• **Task description**
Examine each line of the data. Copy those that contain the string "RendererInfo".

Component data from apps and pages:
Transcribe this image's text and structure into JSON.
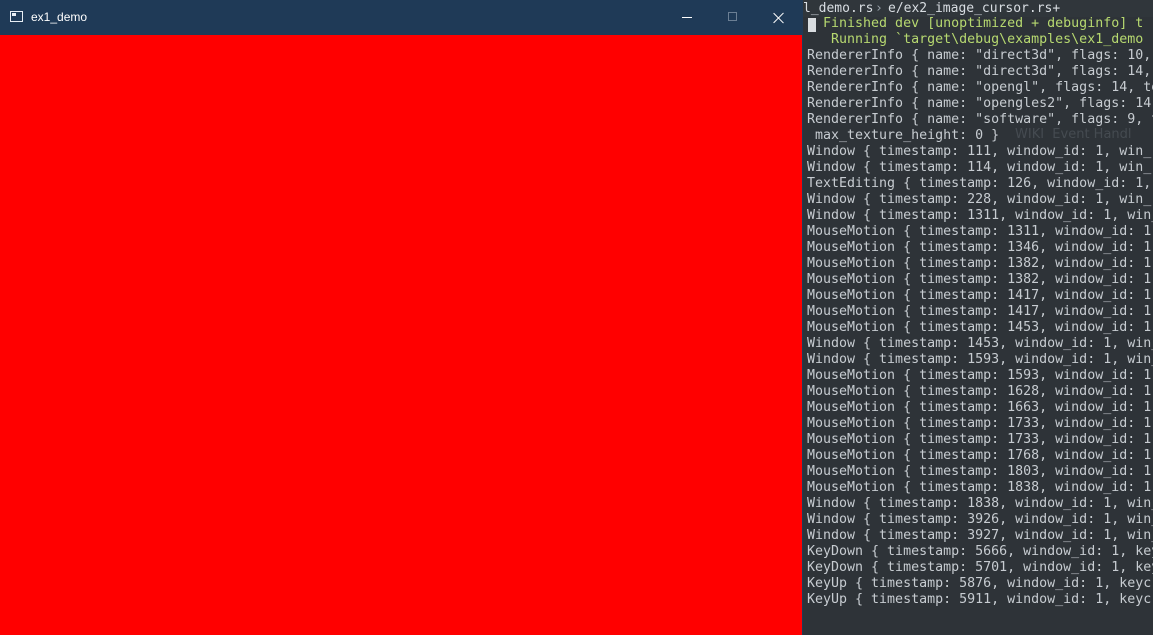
{
  "window": {
    "title": "ex1_demo",
    "canvas_color": "#ff0000",
    "titlebar_color": "#1f3a57",
    "icons": {
      "app": "window-app-icon",
      "minimize": "minimize-icon",
      "maximize": "maximize-icon",
      "close": "close-icon"
    }
  },
  "terminal": {
    "tabs": [
      "l_demo.rs",
      "e/ex2_image_cursor.rs+"
    ],
    "lines": [
      "  Finished dev [unoptimized + debuginfo] t",
      "   Running `target\\debug\\examples\\ex1_demo",
      "RendererInfo { name: \"direct3d\", flags: 10,",
      "RendererInfo { name: \"direct3d\", flags: 14,",
      "RendererInfo { name: \"opengl\", flags: 14, te",
      "RendererInfo { name: \"opengles2\", flags: 14,",
      "RendererInfo { name: \"software\", flags: 9, t",
      " max_texture_height: 0 }",
      "Window { timestamp: 111, window_id: 1, win_",
      "Window { timestamp: 114, window_id: 1, win_",
      "TextEditing { timestamp: 126, window_id: 1,",
      "Window { timestamp: 228, window_id: 1, win_",
      "Window { timestamp: 1311, window_id: 1, win_",
      "MouseMotion { timestamp: 1311, window_id: 1",
      "MouseMotion { timestamp: 1346, window_id: 1",
      "MouseMotion { timestamp: 1382, window_id: 1",
      "MouseMotion { timestamp: 1382, window_id: 1",
      "MouseMotion { timestamp: 1417, window_id: 1",
      "MouseMotion { timestamp: 1417, window_id: 1",
      "MouseMotion { timestamp: 1453, window_id: 1",
      "Window { timestamp: 1453, window_id: 1, win_",
      "Window { timestamp: 1593, window_id: 1, win_",
      "MouseMotion { timestamp: 1593, window_id: 1",
      "MouseMotion { timestamp: 1628, window_id: 1",
      "MouseMotion { timestamp: 1663, window_id: 1",
      "MouseMotion { timestamp: 1733, window_id: 1",
      "MouseMotion { timestamp: 1733, window_id: 1",
      "MouseMotion { timestamp: 1768, window_id: 1",
      "MouseMotion { timestamp: 1803, window_id: 1",
      "MouseMotion { timestamp: 1838, window_id: 1",
      "Window { timestamp: 1838, window_id: 1, win_",
      "Window { timestamp: 3926, window_id: 1, win_",
      "Window { timestamp: 3927, window_id: 1, win_",
      "KeyDown { timestamp: 5666, window_id: 1, key",
      "KeyDown { timestamp: 5701, window_id: 1, key",
      "KeyUp { timestamp: 5876, window_id: 1, keyc",
      "KeyUp { timestamp: 5911, window_id: 1, keyc"
    ],
    "ghost_text": "WIKI  Event Handl"
  }
}
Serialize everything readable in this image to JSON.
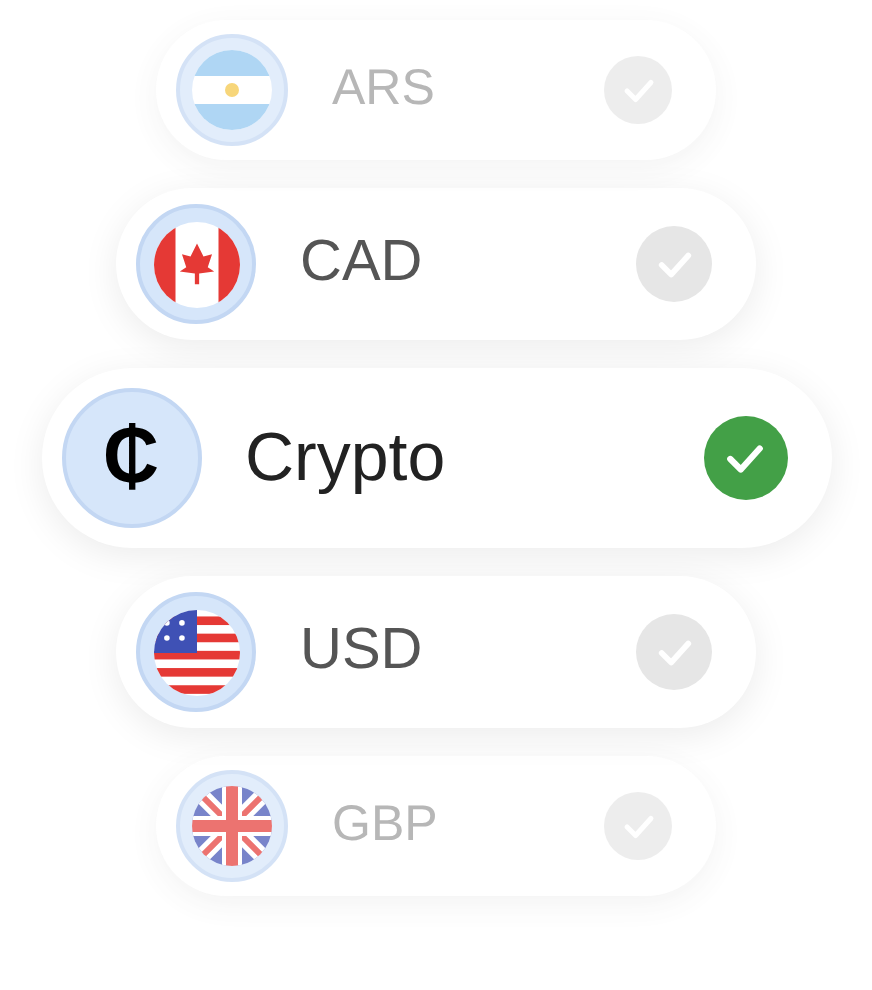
{
  "currencies": [
    {
      "code": "ARS",
      "kind": "flag",
      "selected": false
    },
    {
      "code": "CAD",
      "kind": "flag",
      "selected": false
    },
    {
      "code": "Crypto",
      "kind": "symbol",
      "symbol": "₵",
      "selected": true
    },
    {
      "code": "USD",
      "kind": "flag",
      "selected": false
    },
    {
      "code": "GBP",
      "kind": "flag",
      "selected": false
    }
  ]
}
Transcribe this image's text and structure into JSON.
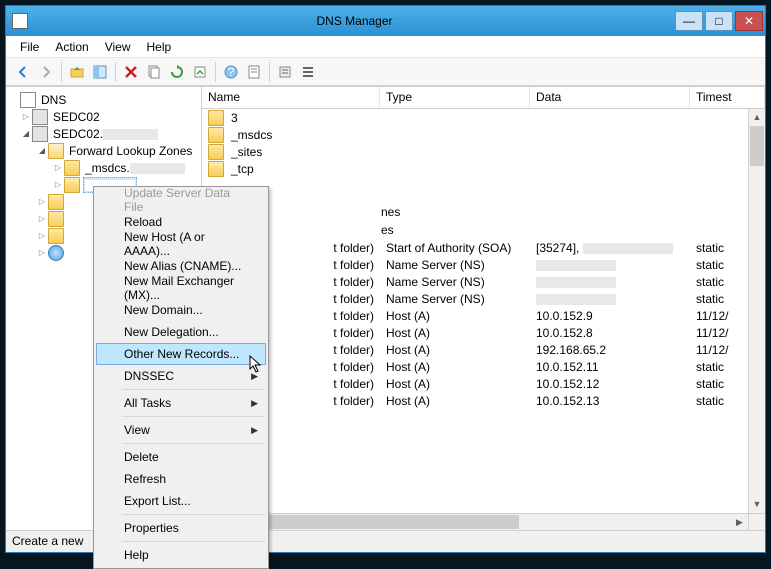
{
  "window": {
    "title": "DNS Manager"
  },
  "menubar": [
    "File",
    "Action",
    "View",
    "Help"
  ],
  "tree": {
    "root": "DNS",
    "server1": "SEDC02",
    "server2": "SEDC02.",
    "flz": "Forward Lookup Zones",
    "zone1": "_msdcs.",
    "rlz_visible_label": ""
  },
  "columns": {
    "name": "Name",
    "type": "Type",
    "data": "Data",
    "ts": "Timest"
  },
  "rows": [
    {
      "kind": "folder",
      "name": "3",
      "type": "",
      "data": "",
      "ts": ""
    },
    {
      "kind": "folder",
      "name": "_msdcs",
      "type": "",
      "data": "",
      "ts": ""
    },
    {
      "kind": "folder",
      "name": "_sites",
      "type": "",
      "data": "",
      "ts": ""
    },
    {
      "kind": "folder",
      "name": "_tcp",
      "type": "",
      "data": "",
      "ts": ""
    },
    {
      "kind": "gap",
      "name": "",
      "type": "",
      "data": "",
      "ts": ""
    },
    {
      "kind": "textpartial",
      "name": "nes",
      "type": "",
      "data": "",
      "ts": ""
    },
    {
      "kind": "textpartial",
      "name": "es",
      "type": "",
      "data": "",
      "ts": ""
    },
    {
      "kind": "gap",
      "name": "",
      "type": "",
      "data": "",
      "ts": ""
    },
    {
      "kind": "partial",
      "name": "t folder)",
      "type": "Start of Authority (SOA)",
      "data": "[35274],",
      "ts": "static"
    },
    {
      "kind": "partial",
      "name": "t folder)",
      "type": "Name Server (NS)",
      "data": "",
      "ts": "static"
    },
    {
      "kind": "partial",
      "name": "t folder)",
      "type": "Name Server (NS)",
      "data": "",
      "ts": "static"
    },
    {
      "kind": "partial",
      "name": "t folder)",
      "type": "Name Server (NS)",
      "data": "",
      "ts": "static"
    },
    {
      "kind": "partial",
      "name": "t folder)",
      "type": "Host (A)",
      "data": "10.0.152.9",
      "ts": "11/12/"
    },
    {
      "kind": "partial",
      "name": "t folder)",
      "type": "Host (A)",
      "data": "10.0.152.8",
      "ts": "11/12/"
    },
    {
      "kind": "partial",
      "name": "t folder)",
      "type": "Host (A)",
      "data": "192.168.65.2",
      "ts": "11/12/"
    },
    {
      "kind": "partial",
      "name": "t folder)",
      "type": "Host (A)",
      "data": "10.0.152.11",
      "ts": "static"
    },
    {
      "kind": "partial",
      "name": "t folder)",
      "type": "Host (A)",
      "data": "10.0.152.12",
      "ts": "static"
    },
    {
      "kind": "partial",
      "name": "t folder)",
      "type": "Host (A)",
      "data": "10.0.152.13",
      "ts": "static"
    }
  ],
  "context_menu": [
    {
      "label": "Update Server Data File",
      "disabled": true
    },
    {
      "label": "Reload"
    },
    {
      "label": "New Host (A or AAAA)..."
    },
    {
      "label": "New Alias (CNAME)..."
    },
    {
      "label": "New Mail Exchanger (MX)..."
    },
    {
      "label": "New Domain..."
    },
    {
      "label": "New Delegation..."
    },
    {
      "label": "Other New Records...",
      "highlight": true
    },
    {
      "label": "DNSSEC",
      "submenu": true
    },
    {
      "sep": true
    },
    {
      "label": "All Tasks",
      "submenu": true
    },
    {
      "sep": true
    },
    {
      "label": "View",
      "submenu": true
    },
    {
      "sep": true
    },
    {
      "label": "Delete"
    },
    {
      "label": "Refresh"
    },
    {
      "label": "Export List..."
    },
    {
      "sep": true
    },
    {
      "label": "Properties"
    },
    {
      "sep": true
    },
    {
      "label": "Help"
    }
  ],
  "statusbar": "Create a new",
  "redacted_widths": {
    "soa_data": 90,
    "ns_data": 80
  }
}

• **Result of the exercise**
      "RendererInfo { name: \"direct3d\", flags: 10,",
      "RendererInfo { name: \"direct3d\", flags: 14,",
      "RendererInfo { name: \"opengl\", flags: 14, te",
      "RendererInfo { name: \"opengles2\", flags: 14,",
      "RendererInfo { name: \"software\", flags: 9, t",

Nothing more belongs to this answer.